▶ [Task brief]:
Using the records that follow, count the lines containing the word "true" and give that number only.

▶ [Supplied data]:
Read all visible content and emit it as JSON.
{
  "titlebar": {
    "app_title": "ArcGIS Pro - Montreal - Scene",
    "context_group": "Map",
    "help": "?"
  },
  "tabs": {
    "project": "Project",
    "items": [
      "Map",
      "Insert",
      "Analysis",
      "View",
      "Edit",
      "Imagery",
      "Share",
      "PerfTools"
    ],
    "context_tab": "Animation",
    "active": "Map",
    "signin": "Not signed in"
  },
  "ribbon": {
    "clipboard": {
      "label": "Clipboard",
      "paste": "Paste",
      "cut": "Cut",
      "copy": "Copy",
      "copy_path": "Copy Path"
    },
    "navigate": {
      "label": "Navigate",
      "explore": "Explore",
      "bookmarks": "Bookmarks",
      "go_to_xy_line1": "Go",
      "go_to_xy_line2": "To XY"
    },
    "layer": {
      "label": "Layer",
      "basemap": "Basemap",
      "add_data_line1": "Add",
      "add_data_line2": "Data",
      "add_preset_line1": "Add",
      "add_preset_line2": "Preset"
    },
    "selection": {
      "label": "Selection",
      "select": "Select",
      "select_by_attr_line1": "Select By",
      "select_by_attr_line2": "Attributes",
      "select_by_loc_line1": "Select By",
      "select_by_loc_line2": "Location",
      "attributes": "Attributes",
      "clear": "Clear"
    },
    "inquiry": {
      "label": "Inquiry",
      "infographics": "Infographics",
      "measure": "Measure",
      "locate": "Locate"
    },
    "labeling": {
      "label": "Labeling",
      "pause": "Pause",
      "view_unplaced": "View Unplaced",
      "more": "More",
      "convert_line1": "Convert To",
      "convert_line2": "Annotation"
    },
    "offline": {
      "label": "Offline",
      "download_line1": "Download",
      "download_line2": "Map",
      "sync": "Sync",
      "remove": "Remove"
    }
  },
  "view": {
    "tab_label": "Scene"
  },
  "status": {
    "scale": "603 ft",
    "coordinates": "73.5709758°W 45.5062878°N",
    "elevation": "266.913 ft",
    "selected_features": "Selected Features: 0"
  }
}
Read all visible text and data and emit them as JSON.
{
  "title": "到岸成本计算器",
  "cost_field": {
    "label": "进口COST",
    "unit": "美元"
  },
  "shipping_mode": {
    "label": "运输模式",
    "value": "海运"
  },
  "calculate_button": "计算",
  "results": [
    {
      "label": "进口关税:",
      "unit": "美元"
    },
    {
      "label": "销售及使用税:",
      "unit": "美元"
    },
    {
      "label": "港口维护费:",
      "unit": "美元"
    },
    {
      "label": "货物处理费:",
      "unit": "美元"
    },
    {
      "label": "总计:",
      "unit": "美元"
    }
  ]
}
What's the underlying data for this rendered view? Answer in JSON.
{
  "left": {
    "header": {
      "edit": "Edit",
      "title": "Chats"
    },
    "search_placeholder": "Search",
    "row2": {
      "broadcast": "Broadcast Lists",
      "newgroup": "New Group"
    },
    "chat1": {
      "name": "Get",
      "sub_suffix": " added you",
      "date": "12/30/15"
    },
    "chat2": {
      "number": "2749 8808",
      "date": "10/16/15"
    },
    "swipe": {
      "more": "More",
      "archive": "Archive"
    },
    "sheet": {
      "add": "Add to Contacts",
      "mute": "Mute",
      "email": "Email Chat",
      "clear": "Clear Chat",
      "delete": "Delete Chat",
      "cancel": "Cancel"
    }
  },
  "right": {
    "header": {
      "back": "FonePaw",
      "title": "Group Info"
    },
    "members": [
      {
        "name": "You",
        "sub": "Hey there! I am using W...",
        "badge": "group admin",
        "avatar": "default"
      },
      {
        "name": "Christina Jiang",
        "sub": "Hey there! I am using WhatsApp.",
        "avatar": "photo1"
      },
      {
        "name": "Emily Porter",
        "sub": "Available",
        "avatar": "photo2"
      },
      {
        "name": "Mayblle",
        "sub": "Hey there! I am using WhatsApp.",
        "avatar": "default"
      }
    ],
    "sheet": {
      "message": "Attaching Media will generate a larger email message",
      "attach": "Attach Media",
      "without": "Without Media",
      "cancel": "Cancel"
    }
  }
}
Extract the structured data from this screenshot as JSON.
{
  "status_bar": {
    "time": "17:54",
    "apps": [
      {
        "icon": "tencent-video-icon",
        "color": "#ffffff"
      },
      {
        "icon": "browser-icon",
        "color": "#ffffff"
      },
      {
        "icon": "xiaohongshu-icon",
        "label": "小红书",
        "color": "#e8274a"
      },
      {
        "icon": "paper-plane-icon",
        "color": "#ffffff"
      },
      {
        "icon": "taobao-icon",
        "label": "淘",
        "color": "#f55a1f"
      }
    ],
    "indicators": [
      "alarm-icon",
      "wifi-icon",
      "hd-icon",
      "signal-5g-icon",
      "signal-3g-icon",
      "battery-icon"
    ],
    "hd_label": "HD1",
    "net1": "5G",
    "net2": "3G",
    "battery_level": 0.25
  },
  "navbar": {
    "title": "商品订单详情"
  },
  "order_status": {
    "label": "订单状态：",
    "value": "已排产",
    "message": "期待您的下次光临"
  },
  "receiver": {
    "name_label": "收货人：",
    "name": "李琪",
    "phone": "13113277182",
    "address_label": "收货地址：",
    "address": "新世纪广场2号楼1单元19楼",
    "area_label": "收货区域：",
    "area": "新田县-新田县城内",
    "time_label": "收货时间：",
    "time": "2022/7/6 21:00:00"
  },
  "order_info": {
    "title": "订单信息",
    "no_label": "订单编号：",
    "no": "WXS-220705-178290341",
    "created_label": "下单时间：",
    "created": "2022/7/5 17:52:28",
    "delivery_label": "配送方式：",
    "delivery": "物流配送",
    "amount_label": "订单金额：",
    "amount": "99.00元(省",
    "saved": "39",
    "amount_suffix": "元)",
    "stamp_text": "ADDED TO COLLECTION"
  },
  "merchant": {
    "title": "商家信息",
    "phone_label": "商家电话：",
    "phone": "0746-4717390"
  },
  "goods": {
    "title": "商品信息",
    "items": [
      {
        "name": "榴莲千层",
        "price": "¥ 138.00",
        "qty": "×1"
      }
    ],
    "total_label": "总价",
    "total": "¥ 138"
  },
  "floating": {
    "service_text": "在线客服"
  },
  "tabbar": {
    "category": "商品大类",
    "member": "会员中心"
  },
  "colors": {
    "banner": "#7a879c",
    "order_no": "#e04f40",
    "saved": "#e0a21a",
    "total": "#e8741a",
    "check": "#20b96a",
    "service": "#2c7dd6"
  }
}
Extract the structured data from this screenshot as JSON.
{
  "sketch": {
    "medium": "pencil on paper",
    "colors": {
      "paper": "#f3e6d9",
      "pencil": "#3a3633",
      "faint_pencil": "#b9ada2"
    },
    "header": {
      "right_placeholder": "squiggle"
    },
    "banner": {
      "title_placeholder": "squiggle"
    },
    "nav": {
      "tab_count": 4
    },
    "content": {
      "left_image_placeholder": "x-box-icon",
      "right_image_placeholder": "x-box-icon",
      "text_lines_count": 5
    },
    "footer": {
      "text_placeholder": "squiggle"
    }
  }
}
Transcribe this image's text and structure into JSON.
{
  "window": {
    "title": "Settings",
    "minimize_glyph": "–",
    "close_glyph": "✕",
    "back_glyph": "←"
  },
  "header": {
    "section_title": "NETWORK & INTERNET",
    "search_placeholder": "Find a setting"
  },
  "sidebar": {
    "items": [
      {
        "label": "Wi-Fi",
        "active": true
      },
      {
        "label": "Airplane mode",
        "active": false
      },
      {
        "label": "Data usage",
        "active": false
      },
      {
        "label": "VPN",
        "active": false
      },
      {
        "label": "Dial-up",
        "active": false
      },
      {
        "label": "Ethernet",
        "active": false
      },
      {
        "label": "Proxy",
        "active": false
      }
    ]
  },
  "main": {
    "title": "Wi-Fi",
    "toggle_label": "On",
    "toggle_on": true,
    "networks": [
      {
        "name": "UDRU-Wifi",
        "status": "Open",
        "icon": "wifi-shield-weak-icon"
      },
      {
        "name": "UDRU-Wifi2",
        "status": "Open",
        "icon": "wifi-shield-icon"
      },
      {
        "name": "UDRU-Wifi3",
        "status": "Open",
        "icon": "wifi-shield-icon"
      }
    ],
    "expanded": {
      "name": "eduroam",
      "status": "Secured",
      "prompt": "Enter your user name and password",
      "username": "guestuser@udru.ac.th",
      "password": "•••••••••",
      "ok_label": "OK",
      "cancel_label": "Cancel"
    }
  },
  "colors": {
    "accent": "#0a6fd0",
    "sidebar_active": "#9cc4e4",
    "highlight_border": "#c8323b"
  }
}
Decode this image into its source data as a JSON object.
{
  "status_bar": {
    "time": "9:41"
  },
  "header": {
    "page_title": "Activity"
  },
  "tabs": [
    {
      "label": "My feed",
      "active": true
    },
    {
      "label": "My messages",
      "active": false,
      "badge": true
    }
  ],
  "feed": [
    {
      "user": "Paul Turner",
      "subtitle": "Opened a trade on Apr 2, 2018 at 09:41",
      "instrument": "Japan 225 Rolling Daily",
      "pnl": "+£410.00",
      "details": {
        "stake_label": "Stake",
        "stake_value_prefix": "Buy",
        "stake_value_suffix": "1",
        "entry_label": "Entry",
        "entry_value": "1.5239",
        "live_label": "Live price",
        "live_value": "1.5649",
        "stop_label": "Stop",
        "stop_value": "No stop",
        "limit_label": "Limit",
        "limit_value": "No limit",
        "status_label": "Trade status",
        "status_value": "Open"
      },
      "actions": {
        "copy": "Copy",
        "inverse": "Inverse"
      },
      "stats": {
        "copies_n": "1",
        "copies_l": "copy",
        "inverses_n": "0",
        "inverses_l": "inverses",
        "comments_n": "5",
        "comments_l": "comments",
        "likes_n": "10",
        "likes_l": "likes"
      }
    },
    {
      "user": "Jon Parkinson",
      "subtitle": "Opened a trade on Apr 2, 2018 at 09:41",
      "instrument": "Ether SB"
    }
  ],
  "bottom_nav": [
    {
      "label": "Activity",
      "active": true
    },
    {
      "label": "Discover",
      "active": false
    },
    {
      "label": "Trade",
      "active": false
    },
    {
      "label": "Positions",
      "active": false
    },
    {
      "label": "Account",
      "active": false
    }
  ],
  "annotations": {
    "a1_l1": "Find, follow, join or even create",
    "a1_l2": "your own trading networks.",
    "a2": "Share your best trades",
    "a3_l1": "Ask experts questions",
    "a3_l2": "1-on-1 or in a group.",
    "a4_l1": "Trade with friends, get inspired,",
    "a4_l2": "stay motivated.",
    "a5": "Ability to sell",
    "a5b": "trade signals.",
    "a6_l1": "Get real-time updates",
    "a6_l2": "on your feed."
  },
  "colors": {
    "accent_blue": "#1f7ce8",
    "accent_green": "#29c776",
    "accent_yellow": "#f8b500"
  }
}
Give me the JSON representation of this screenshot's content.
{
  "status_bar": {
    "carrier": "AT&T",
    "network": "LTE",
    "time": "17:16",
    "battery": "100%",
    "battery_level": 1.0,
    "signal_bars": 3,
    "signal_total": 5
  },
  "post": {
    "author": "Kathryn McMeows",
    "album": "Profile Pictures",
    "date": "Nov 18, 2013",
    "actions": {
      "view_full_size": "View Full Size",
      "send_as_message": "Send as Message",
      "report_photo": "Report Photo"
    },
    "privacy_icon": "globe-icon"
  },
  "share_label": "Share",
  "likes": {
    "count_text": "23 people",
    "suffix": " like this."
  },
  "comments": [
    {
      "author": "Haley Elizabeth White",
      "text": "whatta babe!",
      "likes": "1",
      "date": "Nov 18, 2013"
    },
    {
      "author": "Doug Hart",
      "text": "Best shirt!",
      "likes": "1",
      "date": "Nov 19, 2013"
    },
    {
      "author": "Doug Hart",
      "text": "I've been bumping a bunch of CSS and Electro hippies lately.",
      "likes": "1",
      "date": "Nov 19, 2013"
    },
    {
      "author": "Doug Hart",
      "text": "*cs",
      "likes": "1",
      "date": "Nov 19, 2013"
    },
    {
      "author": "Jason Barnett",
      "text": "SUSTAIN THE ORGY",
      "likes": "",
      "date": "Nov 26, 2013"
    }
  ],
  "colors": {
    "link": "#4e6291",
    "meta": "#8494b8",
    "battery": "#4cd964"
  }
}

▶ [Written response]:
5